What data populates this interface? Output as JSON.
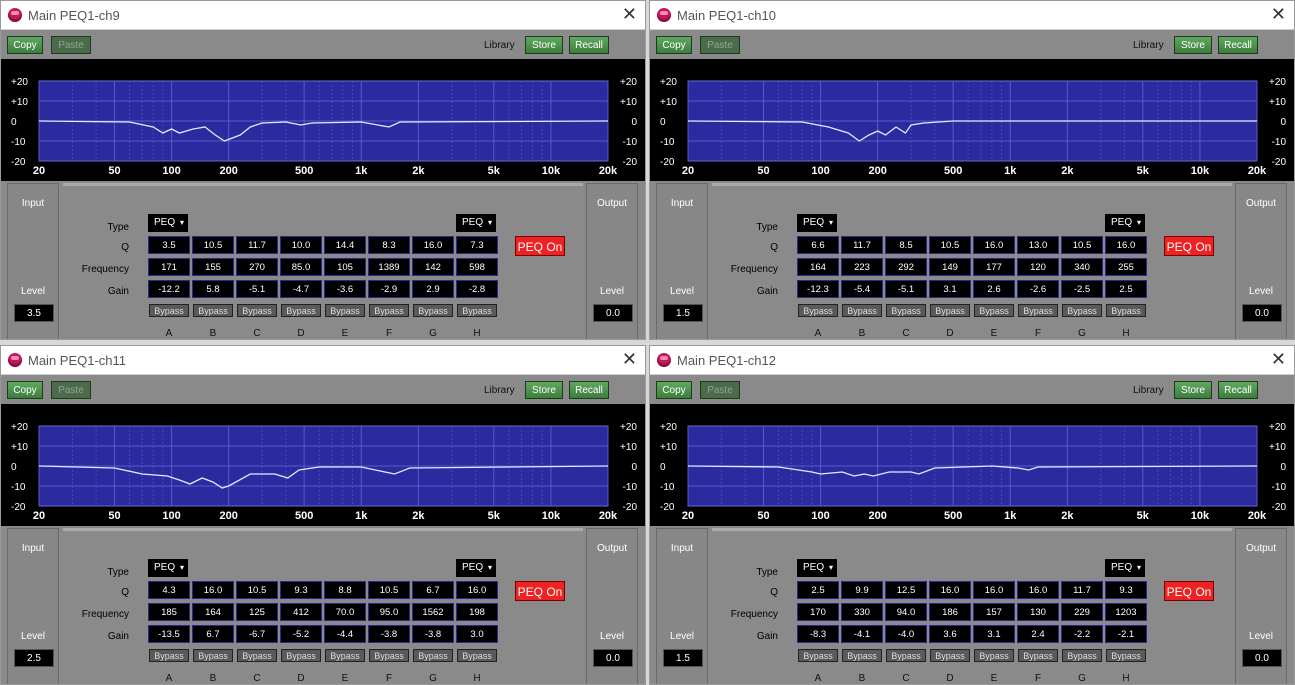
{
  "toolbar": {
    "copy": "Copy",
    "paste": "Paste",
    "library": "Library",
    "store": "Store",
    "recall": "Recall"
  },
  "graph": {
    "y_ticks": [
      "+20",
      "+10",
      "0",
      "-10",
      "-20"
    ],
    "x_ticks": [
      "20",
      "50",
      "100",
      "200",
      "500",
      "1k",
      "2k",
      "5k",
      "10k",
      "20k"
    ]
  },
  "labels": {
    "input": "Input",
    "output": "Output",
    "level": "Level",
    "type": "Type",
    "q": "Q",
    "frequency": "Frequency",
    "gain": "Gain",
    "bypass": "Bypass",
    "peq_on": "PEQ On"
  },
  "bands": [
    "A",
    "B",
    "C",
    "D",
    "E",
    "F",
    "G",
    "H"
  ],
  "windows": [
    {
      "title": "Main PEQ1-ch9",
      "input_level": "3.5",
      "output_level": "0.0",
      "type_a": "PEQ",
      "type_h": "PEQ",
      "q": [
        "3.5",
        "10.5",
        "11.7",
        "10.0",
        "14.4",
        "8.3",
        "16.0",
        "7.3"
      ],
      "freq": [
        "171",
        "155",
        "270",
        "85.0",
        "105",
        "1389",
        "142",
        "598"
      ],
      "gain": [
        "-12.2",
        "5.8",
        "-5.1",
        "-4.7",
        "-3.6",
        "-2.9",
        "2.9",
        "-2.8"
      ],
      "curve": [
        [
          20,
          0
        ],
        [
          60,
          -0.5
        ],
        [
          80,
          -3
        ],
        [
          90,
          -6
        ],
        [
          100,
          -4
        ],
        [
          110,
          -6
        ],
        [
          130,
          -4
        ],
        [
          150,
          -3
        ],
        [
          170,
          -7
        ],
        [
          190,
          -10
        ],
        [
          230,
          -7
        ],
        [
          260,
          -3
        ],
        [
          300,
          -1
        ],
        [
          400,
          -0.5
        ],
        [
          480,
          -2
        ],
        [
          550,
          -1
        ],
        [
          1000,
          -0.5
        ],
        [
          1400,
          -3
        ],
        [
          1600,
          -0.5
        ],
        [
          20000,
          0
        ]
      ]
    },
    {
      "title": "Main PEQ1-ch10",
      "input_level": "1.5",
      "output_level": "0.0",
      "type_a": "PEQ",
      "type_h": "PEQ",
      "q": [
        "6.6",
        "11.7",
        "8.5",
        "10.5",
        "16.0",
        "13.0",
        "10.5",
        "16.0"
      ],
      "freq": [
        "164",
        "223",
        "292",
        "149",
        "177",
        "120",
        "340",
        "255"
      ],
      "gain": [
        "-12.3",
        "-5.4",
        "-5.1",
        "3.1",
        "2.6",
        "-2.6",
        "-2.5",
        "2.5"
      ],
      "curve": [
        [
          20,
          0
        ],
        [
          80,
          -0.5
        ],
        [
          110,
          -3
        ],
        [
          140,
          -6
        ],
        [
          160,
          -10
        ],
        [
          180,
          -7
        ],
        [
          200,
          -5
        ],
        [
          220,
          -7
        ],
        [
          250,
          -3
        ],
        [
          280,
          -6
        ],
        [
          300,
          -2
        ],
        [
          350,
          -1
        ],
        [
          500,
          0
        ],
        [
          20000,
          0
        ]
      ]
    },
    {
      "title": "Main PEQ1-ch11",
      "input_level": "2.5",
      "output_level": "0.0",
      "type_a": "PEQ",
      "type_h": "PEQ",
      "q": [
        "4.3",
        "16.0",
        "10.5",
        "9.3",
        "8.8",
        "10.5",
        "6.7",
        "16.0"
      ],
      "freq": [
        "185",
        "164",
        "125",
        "412",
        "70.0",
        "95.0",
        "1562",
        "198"
      ],
      "gain": [
        "-13.5",
        "6.7",
        "-6.7",
        "-5.2",
        "-4.4",
        "-3.8",
        "-3.8",
        "3.0"
      ],
      "curve": [
        [
          20,
          0
        ],
        [
          50,
          -1
        ],
        [
          70,
          -4
        ],
        [
          95,
          -5
        ],
        [
          110,
          -7
        ],
        [
          125,
          -9
        ],
        [
          145,
          -6
        ],
        [
          165,
          -8
        ],
        [
          185,
          -11
        ],
        [
          200,
          -10
        ],
        [
          260,
          -4
        ],
        [
          350,
          -4
        ],
        [
          410,
          -6
        ],
        [
          470,
          -2
        ],
        [
          600,
          -0.5
        ],
        [
          1000,
          -0.5
        ],
        [
          1500,
          -4
        ],
        [
          1800,
          -1
        ],
        [
          20000,
          0
        ]
      ]
    },
    {
      "title": "Main PEQ1-ch12",
      "input_level": "1.5",
      "output_level": "0.0",
      "type_a": "PEQ",
      "type_h": "PEQ",
      "q": [
        "2.5",
        "9.9",
        "12.5",
        "16.0",
        "16.0",
        "16.0",
        "11.7",
        "9.3"
      ],
      "freq": [
        "170",
        "330",
        "94.0",
        "186",
        "157",
        "130",
        "229",
        "1203"
      ],
      "gain": [
        "-8.3",
        "-4.1",
        "-4.0",
        "3.6",
        "3.1",
        "2.4",
        "-2.2",
        "-2.1"
      ],
      "curve": [
        [
          20,
          0
        ],
        [
          60,
          -0.5
        ],
        [
          90,
          -3
        ],
        [
          100,
          -4
        ],
        [
          130,
          -3
        ],
        [
          150,
          -5
        ],
        [
          170,
          -4
        ],
        [
          190,
          -5
        ],
        [
          230,
          -3
        ],
        [
          300,
          -3
        ],
        [
          330,
          -4
        ],
        [
          400,
          -1
        ],
        [
          800,
          0
        ],
        [
          1100,
          -1
        ],
        [
          1250,
          -2
        ],
        [
          1400,
          -0.5
        ],
        [
          20000,
          0
        ]
      ]
    }
  ]
}
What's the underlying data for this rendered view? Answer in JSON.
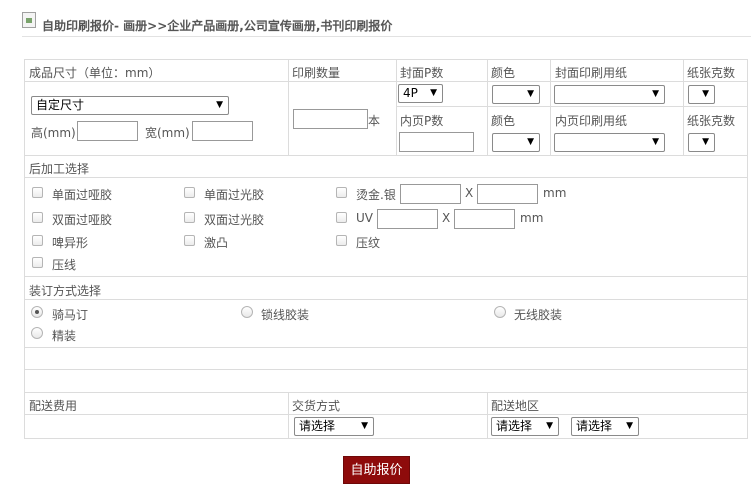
{
  "header": {
    "title": "自助印刷报价- 画册>>企业产品画册,公司宣传画册,书刊印刷报价"
  },
  "size_section": {
    "label": "成品尺寸（单位：mm）",
    "size_select": "自定尺寸",
    "height_label": "高(mm)",
    "width_label": "宽(mm)"
  },
  "quantity": {
    "label": "印刷数量",
    "unit": "本"
  },
  "cover": {
    "pages_label": "封面P数",
    "pages_value": "4P",
    "color_label": "颜色",
    "paper_label": "封面印刷用纸",
    "weight_label": "纸张克数"
  },
  "inner": {
    "pages_label": "内页P数",
    "color_label": "颜色",
    "paper_label": "内页印刷用纸",
    "weight_label": "纸张克数"
  },
  "post_processing": {
    "label": "后加工选择",
    "options": [
      "单面过哑胶",
      "单面过光胶",
      "烫金.银",
      "双面过哑胶",
      "双面过光胶",
      "UV",
      "啤异形",
      "激凸",
      "压纹",
      "压线"
    ],
    "times_sign": "X",
    "unit": "mm"
  },
  "binding": {
    "label": "装订方式选择",
    "options": [
      "骑马订",
      "锁线胶装",
      "无线胶装",
      "精装"
    ],
    "selected": "骑马订"
  },
  "delivery": {
    "fee_label": "配送费用",
    "method_label": "交货方式",
    "region_label": "配送地区",
    "method_value": "请选择",
    "region_value_1": "请选择",
    "region_value_2": "请选择"
  },
  "submit_label": "自助报价",
  "colors": {
    "button": "#8e0b0b",
    "border": "#dcdcdc"
  }
}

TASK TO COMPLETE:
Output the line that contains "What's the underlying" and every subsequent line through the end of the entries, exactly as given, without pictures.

TASK RESPONSE:
What's the underlying data for this rendered view? Answer in JSON.
{
  "header": {
    "title": "自助印刷报价- 画册>>企业产品画册,公司宣传画册,书刊印刷报价"
  },
  "size_section": {
    "label": "成品尺寸（单位：mm）",
    "size_select": "自定尺寸",
    "height_label": "高(mm)",
    "width_label": "宽(mm)"
  },
  "quantity": {
    "label": "印刷数量",
    "unit": "本"
  },
  "cover": {
    "pages_label": "封面P数",
    "pages_value": "4P",
    "color_label": "颜色",
    "paper_label": "封面印刷用纸",
    "weight_label": "纸张克数"
  },
  "inner": {
    "pages_label": "内页P数",
    "color_label": "颜色",
    "paper_label": "内页印刷用纸",
    "weight_label": "纸张克数"
  },
  "post_processing": {
    "label": "后加工选择",
    "options": [
      "单面过哑胶",
      "单面过光胶",
      "烫金.银",
      "双面过哑胶",
      "双面过光胶",
      "UV",
      "啤异形",
      "激凸",
      "压纹",
      "压线"
    ],
    "times_sign": "X",
    "unit": "mm"
  },
  "binding": {
    "label": "装订方式选择",
    "options": [
      "骑马订",
      "锁线胶装",
      "无线胶装",
      "精装"
    ],
    "selected": "骑马订"
  },
  "delivery": {
    "fee_label": "配送费用",
    "method_label": "交货方式",
    "region_label": "配送地区",
    "method_value": "请选择",
    "region_value_1": "请选择",
    "region_value_2": "请选择"
  },
  "submit_label": "自助报价",
  "colors": {
    "button": "#8e0b0b",
    "border": "#dcdcdc"
  }
}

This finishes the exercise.